Background layer 0
Background layer 1
Background layer 1
Background layer 2
Background layer 2
Object layer
Object layer

One of the most challenging aspects of emulating the PPU is combining the layers into the final scene. That's what the collapse function is doing. The process itself is rather straightforward for simple scenes. Just loop over the layers from highest to lowest priority and use the first opaque pixel you find. It gets much harder when dealing with effects like windows and color blending, which need to look at multiple layers at the same time.

Blending backgrounds 0 and 1
Blending backgrounds 0 and 1
Final scene
Final scene

The predecessor of the collapse function consumed a sizable amount of CPU time and was a prime candidate to be reworked. The new version makes heavy use of C++ templates has improved performance by around 35%. It also fixed several bugs that were related to object windows.

Forced Blank

Even though the GBA is using an LCD, its hardware behaves more like a CRT. In those displays, the electron beam has to move to the start of the next line after finishing the previous one. This period is called horizontal blank (H-Blank). Once the whole frame has been drawn, the beam must return to the beginning of the frame. This is called vertical blank (V-Blank). A visualization of this process is shown in the following image with line numbers of the classic Game Boy.

Blanking intervals on the Game Boy
Blanking intervals on the classic Game Boy (source)

Most of the game logic and graphics processing takes place during the blanking intervals because they don't interfere with scanline drawing. Another reason is the fact that access to video memory outside of the blanking intervals is either restricted or has negative side effects, like reducing the total number of displayable objects. These restrictions can be lifted by setting the "forced blank" bit in the DISPCNT register, which causes a white line to be displayed. There isn't much to do emulation-wise apart from filling the current scanline with white pixels.

if (mmio.dispcnt.force_blank) {
  u32* scanline = &backend.buffer[WIDTH * mmio.vcount];
  std::fill_n(scanline, WIDTH, 0xFFFF'FFFF);
  return;
}

Color Encoding

The Game Boy Advance uses one 16-bit halfword to encode colors in the BGR555 format. That effectively wastes one bit, but that doesn't seem to be a problem. Modern 16-bit color formats like RGB565 tend to use that extra bit for more green values because the human eye can distinguish shades of green the easiest.

I'm using SDL2 for video, audio, and user input. It allows the creation of textures in the desired BGR555 format, which are then used for hardware-accelerated rendering. The only problem with this approach is the fact that modern hardware tends to use ARGB8888, which causes SDL to convert the whole frame from one format to the other.
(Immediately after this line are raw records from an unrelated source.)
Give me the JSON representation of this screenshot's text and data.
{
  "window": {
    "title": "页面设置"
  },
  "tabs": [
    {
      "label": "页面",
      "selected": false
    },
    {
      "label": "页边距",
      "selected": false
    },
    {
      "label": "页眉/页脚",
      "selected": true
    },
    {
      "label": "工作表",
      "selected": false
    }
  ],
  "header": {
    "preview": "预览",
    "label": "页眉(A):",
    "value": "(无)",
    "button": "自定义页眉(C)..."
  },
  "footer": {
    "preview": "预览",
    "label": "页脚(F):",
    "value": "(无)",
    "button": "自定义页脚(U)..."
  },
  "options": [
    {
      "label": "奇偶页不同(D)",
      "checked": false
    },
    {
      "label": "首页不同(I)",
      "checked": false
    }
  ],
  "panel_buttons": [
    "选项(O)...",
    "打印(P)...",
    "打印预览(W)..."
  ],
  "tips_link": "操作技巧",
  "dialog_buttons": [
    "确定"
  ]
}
Removing this implicit conversion by converting the colors myself resulted in a 10 to 15% performance increase.

u32 PPU::argb(u16 color) {
  return 0xFF000000                  // Alpha
    | (color & (0x1F <<  0)) << 19   // Red
    | (color & (0x1F <<  5)) <<  6   // Green
    | (color & (0x1F << 10)) >>  7;  // Blue
}

High-Resolution Clock

Timing an emulator can be quite hard. If the frame has been rendered early, there isn't much you can do aside from waiting. The GBA has a refresh rate of 59.737 Hz, 280896 cycles per frame on a 16.78 MHz CPU. The ideal frame time for this scenario is 16.74 ms.

Using components from the C++ STL would result in inaccuracies that accumulate over time. Luckily I found an answer on stackoverflow which solves this problem with platform-specific code. Using this as a base for the high-resolution clock in my emulator resulted in consistent frame rates which tend to stay in the range of 59.7 to 59.8 frames per second all the time.

Final Words

Aside from the things talked about in this progress report, there were many minor bug fixes and accuracy improvements. The emulator's overall performance increased by quite a bit. My next goal is to create the first release version with compiled Windows binaries. That also means adding a config file and fixing bugs in several games.